EXERCISE
What is the number of lines below that include "controles"? Give that number alone.

MATERIAL PROVIDED
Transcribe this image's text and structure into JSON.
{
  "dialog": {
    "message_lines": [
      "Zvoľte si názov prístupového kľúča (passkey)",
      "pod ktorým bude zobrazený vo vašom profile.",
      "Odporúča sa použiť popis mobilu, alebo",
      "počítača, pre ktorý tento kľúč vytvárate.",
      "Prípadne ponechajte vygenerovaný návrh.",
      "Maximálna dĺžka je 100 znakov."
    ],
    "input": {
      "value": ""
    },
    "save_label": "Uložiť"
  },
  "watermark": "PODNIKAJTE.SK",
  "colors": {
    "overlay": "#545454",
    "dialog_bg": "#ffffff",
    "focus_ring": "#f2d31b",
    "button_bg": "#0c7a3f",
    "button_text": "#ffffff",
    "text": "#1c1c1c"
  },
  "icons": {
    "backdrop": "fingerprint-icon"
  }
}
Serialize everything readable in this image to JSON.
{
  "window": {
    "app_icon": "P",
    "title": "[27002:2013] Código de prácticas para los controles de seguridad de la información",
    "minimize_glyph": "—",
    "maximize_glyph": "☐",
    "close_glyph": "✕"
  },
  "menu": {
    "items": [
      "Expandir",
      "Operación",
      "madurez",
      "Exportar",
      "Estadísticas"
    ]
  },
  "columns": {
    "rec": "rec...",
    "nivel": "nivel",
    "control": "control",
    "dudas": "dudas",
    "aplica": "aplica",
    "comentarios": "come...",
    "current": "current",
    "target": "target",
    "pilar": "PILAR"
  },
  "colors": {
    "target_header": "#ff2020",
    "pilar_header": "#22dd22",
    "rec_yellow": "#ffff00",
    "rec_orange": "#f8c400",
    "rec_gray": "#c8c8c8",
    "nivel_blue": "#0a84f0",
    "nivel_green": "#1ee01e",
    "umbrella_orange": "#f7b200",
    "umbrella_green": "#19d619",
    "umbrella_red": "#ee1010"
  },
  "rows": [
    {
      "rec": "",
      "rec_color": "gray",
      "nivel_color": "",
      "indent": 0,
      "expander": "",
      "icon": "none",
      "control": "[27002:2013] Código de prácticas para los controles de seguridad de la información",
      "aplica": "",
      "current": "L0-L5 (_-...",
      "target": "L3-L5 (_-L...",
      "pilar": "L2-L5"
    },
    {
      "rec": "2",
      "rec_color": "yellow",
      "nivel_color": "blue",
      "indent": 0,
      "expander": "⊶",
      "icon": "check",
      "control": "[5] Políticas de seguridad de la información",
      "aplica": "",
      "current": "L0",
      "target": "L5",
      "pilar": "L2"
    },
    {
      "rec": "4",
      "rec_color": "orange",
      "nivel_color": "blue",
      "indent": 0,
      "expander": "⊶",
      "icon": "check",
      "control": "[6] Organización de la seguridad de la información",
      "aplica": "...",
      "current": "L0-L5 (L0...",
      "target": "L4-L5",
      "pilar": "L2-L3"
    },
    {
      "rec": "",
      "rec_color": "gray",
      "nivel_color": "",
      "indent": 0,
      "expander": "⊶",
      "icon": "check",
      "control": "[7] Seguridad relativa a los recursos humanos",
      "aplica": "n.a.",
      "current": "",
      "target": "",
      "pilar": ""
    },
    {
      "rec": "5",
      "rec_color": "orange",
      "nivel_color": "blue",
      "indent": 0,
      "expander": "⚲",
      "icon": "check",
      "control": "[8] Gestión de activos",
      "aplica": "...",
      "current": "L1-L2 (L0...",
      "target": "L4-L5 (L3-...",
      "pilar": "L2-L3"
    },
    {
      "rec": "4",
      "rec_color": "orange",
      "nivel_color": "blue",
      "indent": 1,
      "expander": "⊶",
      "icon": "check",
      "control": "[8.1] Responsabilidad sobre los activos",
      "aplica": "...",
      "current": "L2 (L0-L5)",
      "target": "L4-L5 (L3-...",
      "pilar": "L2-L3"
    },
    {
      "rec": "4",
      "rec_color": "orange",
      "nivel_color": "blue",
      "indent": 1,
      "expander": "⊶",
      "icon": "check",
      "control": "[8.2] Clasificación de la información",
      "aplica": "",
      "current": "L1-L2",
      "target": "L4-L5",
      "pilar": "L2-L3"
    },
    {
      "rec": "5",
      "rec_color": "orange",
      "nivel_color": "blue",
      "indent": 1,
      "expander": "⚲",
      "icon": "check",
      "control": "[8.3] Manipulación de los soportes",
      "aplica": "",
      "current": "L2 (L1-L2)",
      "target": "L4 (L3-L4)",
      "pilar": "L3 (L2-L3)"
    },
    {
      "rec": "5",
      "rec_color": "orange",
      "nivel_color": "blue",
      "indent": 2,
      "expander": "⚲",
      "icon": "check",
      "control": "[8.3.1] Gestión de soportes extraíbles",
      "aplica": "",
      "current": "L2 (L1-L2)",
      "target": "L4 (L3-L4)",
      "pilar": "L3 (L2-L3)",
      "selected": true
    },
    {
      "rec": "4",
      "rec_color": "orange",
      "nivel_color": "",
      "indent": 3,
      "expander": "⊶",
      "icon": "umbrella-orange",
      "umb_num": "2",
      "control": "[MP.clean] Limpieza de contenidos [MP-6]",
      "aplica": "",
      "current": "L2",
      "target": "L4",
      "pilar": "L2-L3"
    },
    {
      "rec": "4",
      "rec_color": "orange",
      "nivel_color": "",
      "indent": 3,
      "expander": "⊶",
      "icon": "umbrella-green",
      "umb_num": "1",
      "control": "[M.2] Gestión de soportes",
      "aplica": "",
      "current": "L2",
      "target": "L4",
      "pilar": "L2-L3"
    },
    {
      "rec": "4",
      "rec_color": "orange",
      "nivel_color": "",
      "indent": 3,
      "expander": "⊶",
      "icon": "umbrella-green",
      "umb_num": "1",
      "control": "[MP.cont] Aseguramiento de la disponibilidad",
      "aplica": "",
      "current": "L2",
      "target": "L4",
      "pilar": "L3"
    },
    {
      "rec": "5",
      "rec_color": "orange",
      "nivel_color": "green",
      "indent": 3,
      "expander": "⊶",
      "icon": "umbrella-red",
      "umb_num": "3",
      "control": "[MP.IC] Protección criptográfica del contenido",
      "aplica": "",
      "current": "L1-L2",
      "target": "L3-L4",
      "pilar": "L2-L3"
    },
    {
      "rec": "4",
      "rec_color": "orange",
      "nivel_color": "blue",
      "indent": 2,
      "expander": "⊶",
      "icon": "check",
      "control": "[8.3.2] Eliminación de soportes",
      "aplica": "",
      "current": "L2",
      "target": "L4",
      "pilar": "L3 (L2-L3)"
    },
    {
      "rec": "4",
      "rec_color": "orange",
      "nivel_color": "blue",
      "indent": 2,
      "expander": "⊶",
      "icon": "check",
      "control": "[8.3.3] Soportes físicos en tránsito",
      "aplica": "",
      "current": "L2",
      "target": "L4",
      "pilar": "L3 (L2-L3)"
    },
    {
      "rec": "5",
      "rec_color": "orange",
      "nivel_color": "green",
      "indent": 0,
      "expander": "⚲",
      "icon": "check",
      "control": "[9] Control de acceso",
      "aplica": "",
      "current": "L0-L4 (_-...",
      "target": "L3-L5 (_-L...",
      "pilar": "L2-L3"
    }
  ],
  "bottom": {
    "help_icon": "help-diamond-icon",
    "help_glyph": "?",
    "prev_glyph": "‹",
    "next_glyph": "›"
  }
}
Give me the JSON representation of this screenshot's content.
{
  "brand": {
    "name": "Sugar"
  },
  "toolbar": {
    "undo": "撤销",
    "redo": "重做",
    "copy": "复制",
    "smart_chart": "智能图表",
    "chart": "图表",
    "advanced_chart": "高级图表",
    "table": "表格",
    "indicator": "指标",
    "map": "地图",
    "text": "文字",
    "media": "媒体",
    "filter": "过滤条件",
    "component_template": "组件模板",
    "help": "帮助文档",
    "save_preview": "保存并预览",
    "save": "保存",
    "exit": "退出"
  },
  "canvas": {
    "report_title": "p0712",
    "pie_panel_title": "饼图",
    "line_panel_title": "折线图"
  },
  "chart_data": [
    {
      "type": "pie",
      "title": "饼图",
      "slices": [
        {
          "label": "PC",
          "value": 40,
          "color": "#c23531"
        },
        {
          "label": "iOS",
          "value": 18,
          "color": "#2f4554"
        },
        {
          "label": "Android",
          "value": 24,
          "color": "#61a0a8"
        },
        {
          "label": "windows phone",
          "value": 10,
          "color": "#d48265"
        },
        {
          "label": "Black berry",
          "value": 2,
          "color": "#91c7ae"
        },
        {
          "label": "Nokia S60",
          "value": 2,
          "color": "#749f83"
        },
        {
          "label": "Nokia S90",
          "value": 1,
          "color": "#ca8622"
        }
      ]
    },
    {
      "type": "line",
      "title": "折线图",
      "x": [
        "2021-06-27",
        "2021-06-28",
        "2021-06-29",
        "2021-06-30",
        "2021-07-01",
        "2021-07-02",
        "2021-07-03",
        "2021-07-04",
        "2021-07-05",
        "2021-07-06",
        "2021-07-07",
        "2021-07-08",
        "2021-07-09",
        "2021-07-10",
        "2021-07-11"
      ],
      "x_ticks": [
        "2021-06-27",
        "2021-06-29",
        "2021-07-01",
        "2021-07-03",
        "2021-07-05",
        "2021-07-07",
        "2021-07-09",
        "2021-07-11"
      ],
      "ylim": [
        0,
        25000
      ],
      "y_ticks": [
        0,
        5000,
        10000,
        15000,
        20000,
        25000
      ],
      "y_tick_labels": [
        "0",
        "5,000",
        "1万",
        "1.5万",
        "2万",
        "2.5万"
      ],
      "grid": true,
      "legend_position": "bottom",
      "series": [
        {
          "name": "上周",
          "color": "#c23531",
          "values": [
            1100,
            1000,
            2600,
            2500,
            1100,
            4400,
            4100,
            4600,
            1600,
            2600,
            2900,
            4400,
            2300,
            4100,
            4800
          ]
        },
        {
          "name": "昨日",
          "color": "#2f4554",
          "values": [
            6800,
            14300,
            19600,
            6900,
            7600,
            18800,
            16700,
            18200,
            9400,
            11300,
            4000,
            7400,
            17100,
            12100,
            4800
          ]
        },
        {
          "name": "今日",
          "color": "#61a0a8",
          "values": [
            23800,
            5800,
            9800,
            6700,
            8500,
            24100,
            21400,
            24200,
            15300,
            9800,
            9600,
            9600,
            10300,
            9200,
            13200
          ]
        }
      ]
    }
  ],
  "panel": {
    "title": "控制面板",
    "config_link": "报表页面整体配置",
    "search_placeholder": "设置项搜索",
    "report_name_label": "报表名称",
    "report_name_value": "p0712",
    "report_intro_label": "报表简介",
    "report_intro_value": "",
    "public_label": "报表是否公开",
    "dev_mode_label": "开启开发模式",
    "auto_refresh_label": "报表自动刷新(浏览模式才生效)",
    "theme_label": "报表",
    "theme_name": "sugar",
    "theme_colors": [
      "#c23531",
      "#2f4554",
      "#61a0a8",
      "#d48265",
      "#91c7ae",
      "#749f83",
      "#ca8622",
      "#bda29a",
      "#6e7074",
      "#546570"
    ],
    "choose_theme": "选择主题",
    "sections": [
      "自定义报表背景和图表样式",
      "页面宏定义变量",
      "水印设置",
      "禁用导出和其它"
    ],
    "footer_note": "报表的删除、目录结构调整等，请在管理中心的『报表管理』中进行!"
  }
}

SOLUTION TO THE PROBLEM
2